## [DIRECTIONS FOR THIS TASK]
Below are some entries. Work out how many of their lines hold the word "text", and write that number alone.

## [DATA TO USE]
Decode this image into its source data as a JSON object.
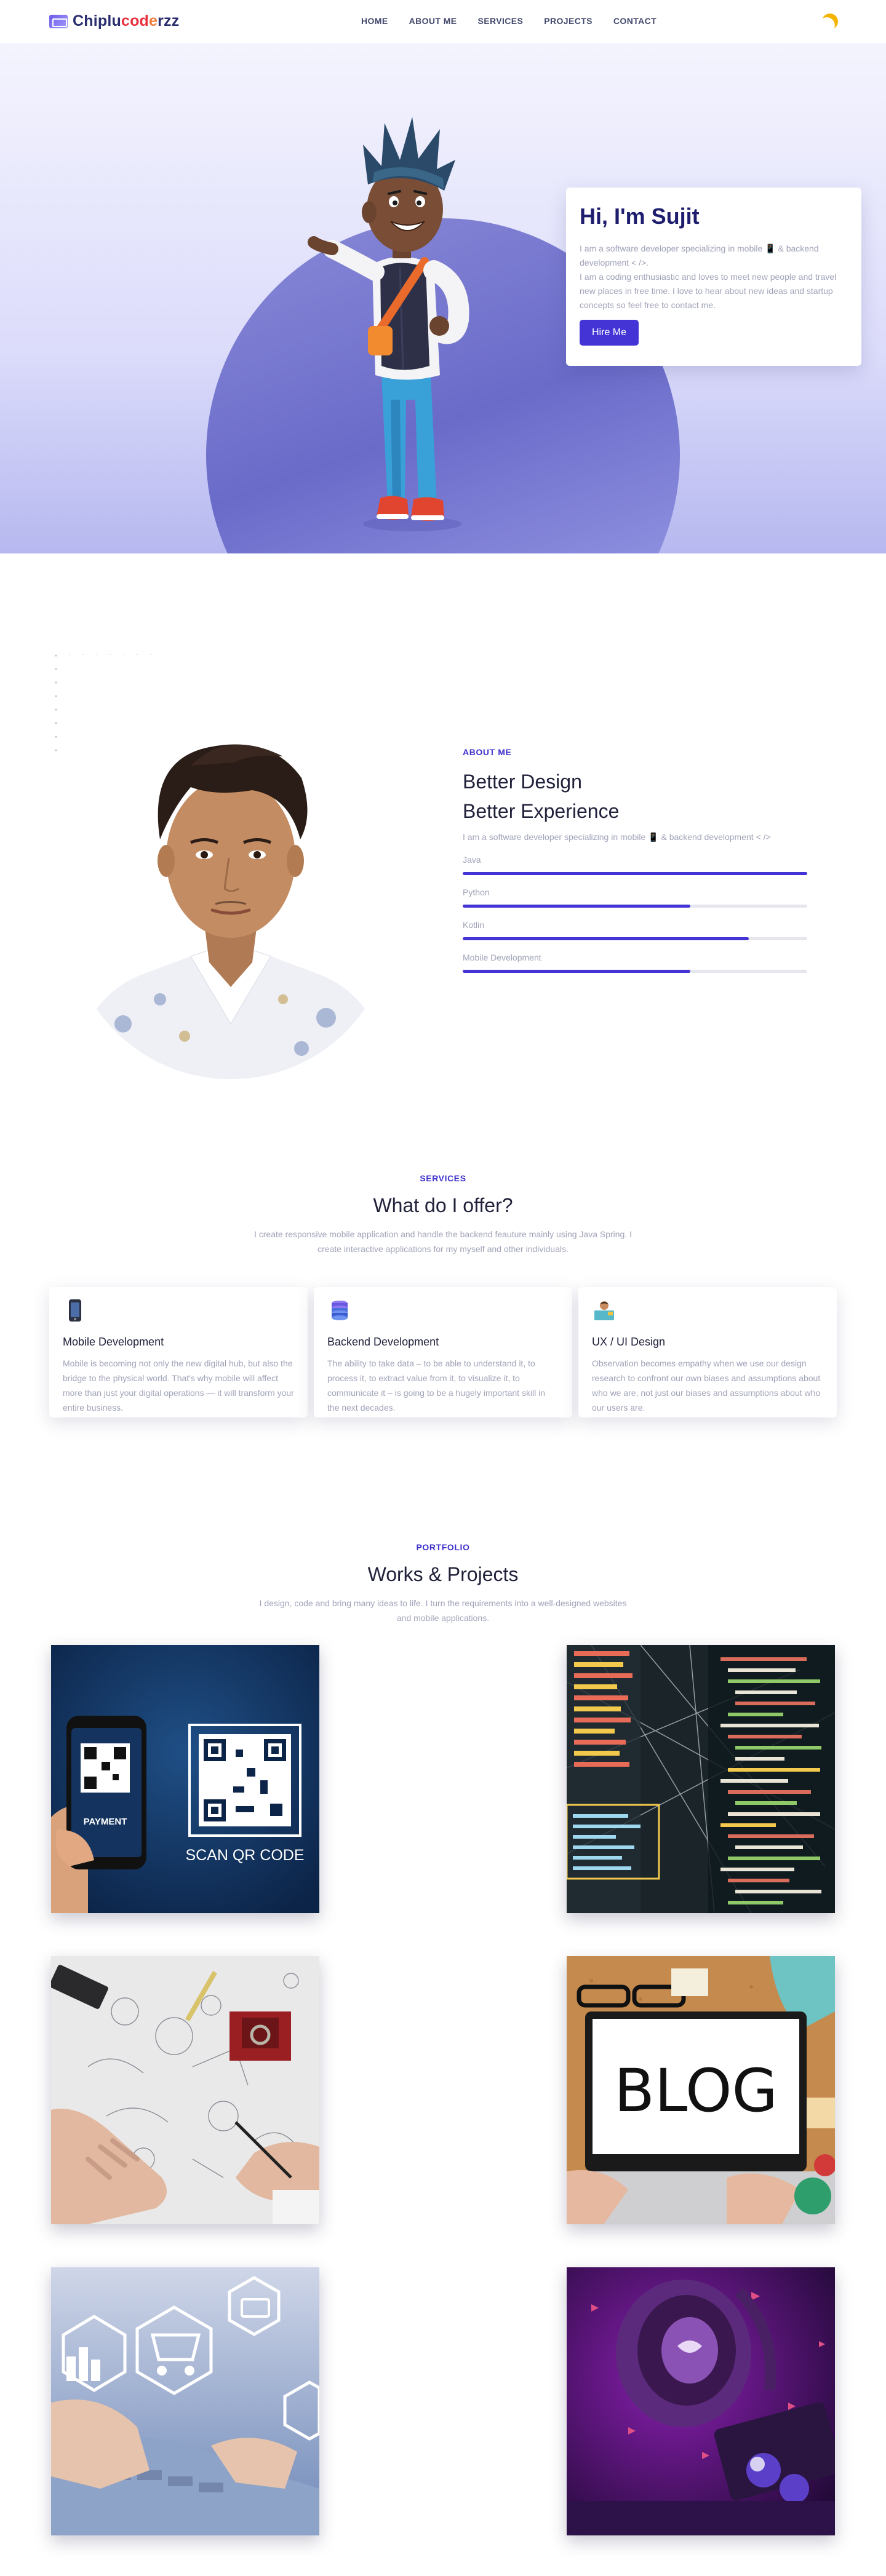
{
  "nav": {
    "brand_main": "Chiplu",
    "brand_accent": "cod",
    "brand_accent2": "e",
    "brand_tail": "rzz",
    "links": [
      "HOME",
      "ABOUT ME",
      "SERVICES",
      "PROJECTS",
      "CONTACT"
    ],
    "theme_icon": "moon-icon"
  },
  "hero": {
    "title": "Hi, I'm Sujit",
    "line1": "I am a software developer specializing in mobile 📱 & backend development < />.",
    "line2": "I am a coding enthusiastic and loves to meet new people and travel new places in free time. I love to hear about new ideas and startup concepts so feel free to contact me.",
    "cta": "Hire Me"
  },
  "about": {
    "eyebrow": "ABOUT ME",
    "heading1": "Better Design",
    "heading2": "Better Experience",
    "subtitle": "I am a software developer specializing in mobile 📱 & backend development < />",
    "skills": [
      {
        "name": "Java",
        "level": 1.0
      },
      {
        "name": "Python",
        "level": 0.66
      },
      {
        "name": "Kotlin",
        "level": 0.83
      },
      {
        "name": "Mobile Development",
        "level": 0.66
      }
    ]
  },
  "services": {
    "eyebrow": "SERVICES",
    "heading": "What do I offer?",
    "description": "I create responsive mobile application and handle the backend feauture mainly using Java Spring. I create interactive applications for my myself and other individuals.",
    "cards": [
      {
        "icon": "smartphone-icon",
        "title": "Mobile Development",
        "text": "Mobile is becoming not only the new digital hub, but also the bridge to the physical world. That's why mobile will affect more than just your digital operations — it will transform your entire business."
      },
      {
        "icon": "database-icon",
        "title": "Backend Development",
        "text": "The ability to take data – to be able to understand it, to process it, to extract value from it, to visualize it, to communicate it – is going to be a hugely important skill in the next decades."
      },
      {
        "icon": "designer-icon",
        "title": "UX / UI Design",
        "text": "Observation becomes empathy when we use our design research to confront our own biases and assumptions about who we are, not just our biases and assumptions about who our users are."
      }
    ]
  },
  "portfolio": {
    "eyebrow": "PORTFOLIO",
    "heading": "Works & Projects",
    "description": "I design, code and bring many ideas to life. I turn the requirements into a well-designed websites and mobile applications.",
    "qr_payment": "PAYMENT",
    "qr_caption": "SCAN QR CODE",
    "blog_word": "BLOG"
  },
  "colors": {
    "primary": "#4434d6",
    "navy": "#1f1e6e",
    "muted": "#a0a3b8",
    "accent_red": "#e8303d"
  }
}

## [PROBLEM SOLUTION]
3